That makes the state one of the nation’s Top Five employers in that field.
The Medical Imaging and Technology Alliance issued a new study Wednesday, showing the locations of the seven-largest medical imaging companies in the U.S. The firms make such things as X-ray and M-R-I equipment. The seven companies in the survey account for three-fourths of the industry’s sales.
They include GE Healthcare, one of Wisconsin’s largest employers. It has imaging equipment facilities in Waukesha and Wauwatosa.
Eau Claire doctor’s trial moved to Superior
The trial of an Eau Claire doctor accused of molesting 16 patients will be held in Superior unless there’s a last-minute plea deal.
Eau Claire County Circuit Judge Michael Schumacher announced the location for Doctor David Van de Loo’s trial after ruling a month and a half ago that he could not get a fair trial in his home area.
The trial is scheduled to begin Jan. 21, and it could run for up to three weeks.

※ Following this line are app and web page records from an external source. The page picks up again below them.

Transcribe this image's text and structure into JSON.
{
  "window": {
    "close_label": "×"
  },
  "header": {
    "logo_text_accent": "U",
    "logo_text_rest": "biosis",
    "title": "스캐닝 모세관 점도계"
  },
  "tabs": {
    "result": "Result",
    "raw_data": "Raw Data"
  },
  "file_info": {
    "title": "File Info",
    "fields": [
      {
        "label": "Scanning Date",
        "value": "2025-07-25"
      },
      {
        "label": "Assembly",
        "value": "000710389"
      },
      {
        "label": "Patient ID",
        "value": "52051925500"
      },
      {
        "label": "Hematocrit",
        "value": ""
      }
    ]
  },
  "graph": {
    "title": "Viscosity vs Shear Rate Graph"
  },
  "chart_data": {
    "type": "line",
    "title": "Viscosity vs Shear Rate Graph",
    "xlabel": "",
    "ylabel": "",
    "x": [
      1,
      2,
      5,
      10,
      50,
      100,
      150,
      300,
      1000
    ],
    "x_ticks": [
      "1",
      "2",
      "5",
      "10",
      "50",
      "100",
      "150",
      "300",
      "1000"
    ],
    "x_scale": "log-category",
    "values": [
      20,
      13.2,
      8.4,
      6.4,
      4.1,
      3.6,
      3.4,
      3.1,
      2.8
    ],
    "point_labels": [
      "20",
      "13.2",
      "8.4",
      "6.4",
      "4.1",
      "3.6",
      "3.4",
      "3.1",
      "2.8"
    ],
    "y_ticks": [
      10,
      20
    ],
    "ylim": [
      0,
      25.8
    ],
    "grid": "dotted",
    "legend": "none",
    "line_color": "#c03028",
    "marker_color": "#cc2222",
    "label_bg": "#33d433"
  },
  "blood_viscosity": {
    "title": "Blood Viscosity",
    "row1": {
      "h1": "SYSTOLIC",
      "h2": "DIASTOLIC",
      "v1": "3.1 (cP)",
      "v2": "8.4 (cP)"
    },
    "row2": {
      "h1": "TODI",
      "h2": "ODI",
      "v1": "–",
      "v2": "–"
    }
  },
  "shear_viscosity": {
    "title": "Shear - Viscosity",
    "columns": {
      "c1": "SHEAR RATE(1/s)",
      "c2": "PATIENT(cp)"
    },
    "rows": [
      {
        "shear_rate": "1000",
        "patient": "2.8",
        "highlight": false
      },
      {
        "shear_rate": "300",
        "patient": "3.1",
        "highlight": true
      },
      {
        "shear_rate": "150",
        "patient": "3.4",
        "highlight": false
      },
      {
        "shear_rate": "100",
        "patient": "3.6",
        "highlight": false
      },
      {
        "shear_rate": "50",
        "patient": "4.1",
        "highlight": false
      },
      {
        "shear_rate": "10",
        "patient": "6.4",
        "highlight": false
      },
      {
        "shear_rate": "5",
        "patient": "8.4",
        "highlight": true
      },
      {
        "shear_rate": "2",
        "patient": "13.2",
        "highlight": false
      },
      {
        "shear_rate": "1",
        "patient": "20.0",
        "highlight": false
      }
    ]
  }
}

Bayfield, Marathon and Washburn counties were other possible locations considered. Schumacher agreed that a trial needed to be held elsewhere due to the doctor’s status in his community and because of heavy publicity about the criminal and civil charges against him.
Van de Loo, 60, was charged last fall with 17 criminal counts, all but one involving first or second degree child sexual assault. Authorities said he had sexual contact with male patients while serving as a pediatrician and sports medicine specialist at the Mayo Clinic in Eau Claire.
Besides the criminal case, five civil suits involving seven former patients are pending.
Van de Loo worked at the Mayo Health System from 1994 until he was let go last September.